Plans to install smart meters in all British homes by 2020 have raised concerns that homeowners will have to foot the bill for this new technology. The Government scheme is estimated to cost somewhere in the region of £11bn, but researchers justify the expense with the claim that advanced power meters could potentially save £17 billion over the next 16 years.
Smart meters are the energy systems of the future. Designed to help people monitor gas and electricity consumption in order to reduce usage and bills, the devices are seen as key to improving the infrastructure of the UK’s energy system and indoctrinate a smarter approach to the way we use energy.

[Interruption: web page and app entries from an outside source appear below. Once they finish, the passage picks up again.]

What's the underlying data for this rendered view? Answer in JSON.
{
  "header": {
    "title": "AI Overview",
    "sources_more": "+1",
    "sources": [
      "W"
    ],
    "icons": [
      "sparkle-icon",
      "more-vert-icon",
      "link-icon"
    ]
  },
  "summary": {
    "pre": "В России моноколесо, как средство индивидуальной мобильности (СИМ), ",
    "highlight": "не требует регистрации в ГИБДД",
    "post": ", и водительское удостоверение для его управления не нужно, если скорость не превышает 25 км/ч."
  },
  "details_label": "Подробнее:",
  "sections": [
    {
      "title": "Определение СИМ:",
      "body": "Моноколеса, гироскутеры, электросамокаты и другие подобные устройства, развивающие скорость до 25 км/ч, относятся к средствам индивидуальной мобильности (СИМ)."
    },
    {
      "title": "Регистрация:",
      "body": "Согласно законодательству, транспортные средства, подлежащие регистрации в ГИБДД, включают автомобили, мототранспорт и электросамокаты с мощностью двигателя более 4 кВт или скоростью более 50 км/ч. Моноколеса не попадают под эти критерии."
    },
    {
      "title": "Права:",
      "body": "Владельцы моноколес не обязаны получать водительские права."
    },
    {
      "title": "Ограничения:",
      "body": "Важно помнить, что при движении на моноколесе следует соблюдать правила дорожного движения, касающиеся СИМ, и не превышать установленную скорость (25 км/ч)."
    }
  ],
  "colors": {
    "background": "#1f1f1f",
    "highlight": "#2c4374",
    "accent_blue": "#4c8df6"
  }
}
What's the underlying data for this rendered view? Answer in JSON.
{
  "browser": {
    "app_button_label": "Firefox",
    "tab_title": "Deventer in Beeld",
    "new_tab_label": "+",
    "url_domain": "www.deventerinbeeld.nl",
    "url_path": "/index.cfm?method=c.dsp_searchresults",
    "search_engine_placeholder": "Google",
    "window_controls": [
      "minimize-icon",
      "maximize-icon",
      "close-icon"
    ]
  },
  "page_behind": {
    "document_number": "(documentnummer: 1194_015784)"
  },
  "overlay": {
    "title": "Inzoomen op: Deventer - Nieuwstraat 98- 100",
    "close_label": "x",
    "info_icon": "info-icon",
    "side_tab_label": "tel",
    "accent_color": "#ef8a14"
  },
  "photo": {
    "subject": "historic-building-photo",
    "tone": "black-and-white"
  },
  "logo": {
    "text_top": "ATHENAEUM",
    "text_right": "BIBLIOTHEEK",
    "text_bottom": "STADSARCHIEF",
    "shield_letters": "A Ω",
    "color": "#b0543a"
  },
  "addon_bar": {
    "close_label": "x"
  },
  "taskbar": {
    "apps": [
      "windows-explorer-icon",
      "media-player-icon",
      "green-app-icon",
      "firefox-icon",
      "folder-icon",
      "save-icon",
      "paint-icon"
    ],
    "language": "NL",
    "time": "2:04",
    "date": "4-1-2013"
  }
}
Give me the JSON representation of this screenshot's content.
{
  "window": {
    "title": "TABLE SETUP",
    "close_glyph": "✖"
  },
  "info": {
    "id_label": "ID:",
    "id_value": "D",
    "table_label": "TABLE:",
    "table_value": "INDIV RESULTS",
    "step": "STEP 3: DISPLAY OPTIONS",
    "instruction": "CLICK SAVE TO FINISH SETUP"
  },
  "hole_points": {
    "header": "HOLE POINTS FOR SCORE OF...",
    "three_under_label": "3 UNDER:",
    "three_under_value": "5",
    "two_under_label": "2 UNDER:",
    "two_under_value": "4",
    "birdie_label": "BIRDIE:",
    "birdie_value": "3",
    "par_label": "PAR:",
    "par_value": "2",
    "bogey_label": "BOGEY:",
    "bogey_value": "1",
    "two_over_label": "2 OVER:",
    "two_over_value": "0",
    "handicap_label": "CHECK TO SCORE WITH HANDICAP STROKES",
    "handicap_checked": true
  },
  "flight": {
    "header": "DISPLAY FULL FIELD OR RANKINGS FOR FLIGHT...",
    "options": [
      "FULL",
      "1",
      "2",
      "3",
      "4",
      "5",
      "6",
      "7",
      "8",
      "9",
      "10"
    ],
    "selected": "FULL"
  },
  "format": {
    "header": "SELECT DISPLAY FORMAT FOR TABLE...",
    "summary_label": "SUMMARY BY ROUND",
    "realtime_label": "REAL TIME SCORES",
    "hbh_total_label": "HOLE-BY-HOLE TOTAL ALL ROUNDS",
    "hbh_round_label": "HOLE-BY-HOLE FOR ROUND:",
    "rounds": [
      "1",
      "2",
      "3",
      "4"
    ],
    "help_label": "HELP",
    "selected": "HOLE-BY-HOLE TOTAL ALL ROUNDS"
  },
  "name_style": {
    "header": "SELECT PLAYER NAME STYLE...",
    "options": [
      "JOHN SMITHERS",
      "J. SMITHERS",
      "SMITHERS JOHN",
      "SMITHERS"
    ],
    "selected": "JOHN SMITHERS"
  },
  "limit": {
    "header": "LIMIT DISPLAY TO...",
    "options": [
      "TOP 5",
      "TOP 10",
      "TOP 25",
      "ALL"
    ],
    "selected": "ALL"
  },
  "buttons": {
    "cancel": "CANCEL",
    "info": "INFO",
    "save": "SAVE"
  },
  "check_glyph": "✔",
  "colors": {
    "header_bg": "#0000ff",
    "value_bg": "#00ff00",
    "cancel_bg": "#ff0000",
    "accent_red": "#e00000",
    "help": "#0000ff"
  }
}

The Public Accounts Committee has raised concerns that the new energy monitors will not save enough money for their installation to be worthwhile. As well as this, home owners are being asked to foot the bill to install the £215 box meters in their homes—although in practice, the cost of this will be naturally factored into bills over the next 15 years.
The cost of installing the new power meters will only add around £14 to energy bills, but government estimates claim users can save around £23 a year by using the smart meters in a clever way.
Comprehensive research conducted by Oxford Economics and British Gas claim that smart meters could save homeowners £65 a year. The report explains that improving the energy efficiency of every household in the country will save the UK economy £14 billion by 2030.
Smart meters are fitted with in-home displays which allow users to monitor the amount of energy consumption for each appliance at a glance. Users can therefore calculate how much they're spending in relation to the energy they're using. It is hoped the energy meters will encourage people not to leave TVs and PCs on stand-by or charge portable devices overnight, all of which wastes electricity unnecessarily.
British Gas calculated that for every £4 spent on electricity, £1 is wasted, which contributes £1.3bn worth of loss to the British economy. Because smart meters provide information of energy consumption in real time, everyone in the household can immediately see the impact of switching off devices when they are not being used.
The report conducted by British Gas and Oxford Economics details how home owners and energy providers can benefit by incorporating the new power meters into the smart grid.
Smart meters provide accurate, near-real time information around energy consumption that will allow electricity suppliers to determine the level of resources they need to provide at certain times of day and year during peaks and troughs of consumption. With accurate data provided by smart meters, energy companies can match supply and demand and work much more efficiently.
In the future, the more sophisticated data provided by the meters may mean that energy companies may also lay the groundwork to promote deals on energy at busy times of day when energy consumption is at a premium. This could be, for example, during popular TV shows aired at prime time or when live televised football matches are on. With basic energy prices continuing to rise, smart meters offer a solution to help control power consumption and reduce bills.
Smart ways of using energy
The responsibility of improving the running of the country’s power infrastructure and supporting the economy depends on how well the nation adapts to saving energy. If everybody buys into the scheme it brings more benefits to the nation and the UK economy as a whole. The government has asked that reduced energy usage is passed back to consumers and estimates savings of £6.3bn by 2030. It is forecast that if consumers follow personalised energy advice, they can save 5% on their yearly bill. For the average UK household this is around £60.
Furthermore, a lower demand for energy will reduce trading costs of carbon and save a further £3.2bn in energy services. Information collected by smart meters is transferred directly to your electricity supplier and negates the need for a meter reader to enter your premises making further savings on unnecessary human resources.
Energy companies will provide literature and customer service lines designed to educate electricity users to be more energy efficient by using appliances less and watching how much energy they spend on entertainment, appliances, and heating in their homes.
In times of financial hardship, smart meters offer a solution to put money back into the pocket of British householders and give the British economy a much-needed boost. And by making energy users self-conscious about the amount of energy they are consuming, the country will make even greater savings by avoiding some of the damage to the environment caused by climate change.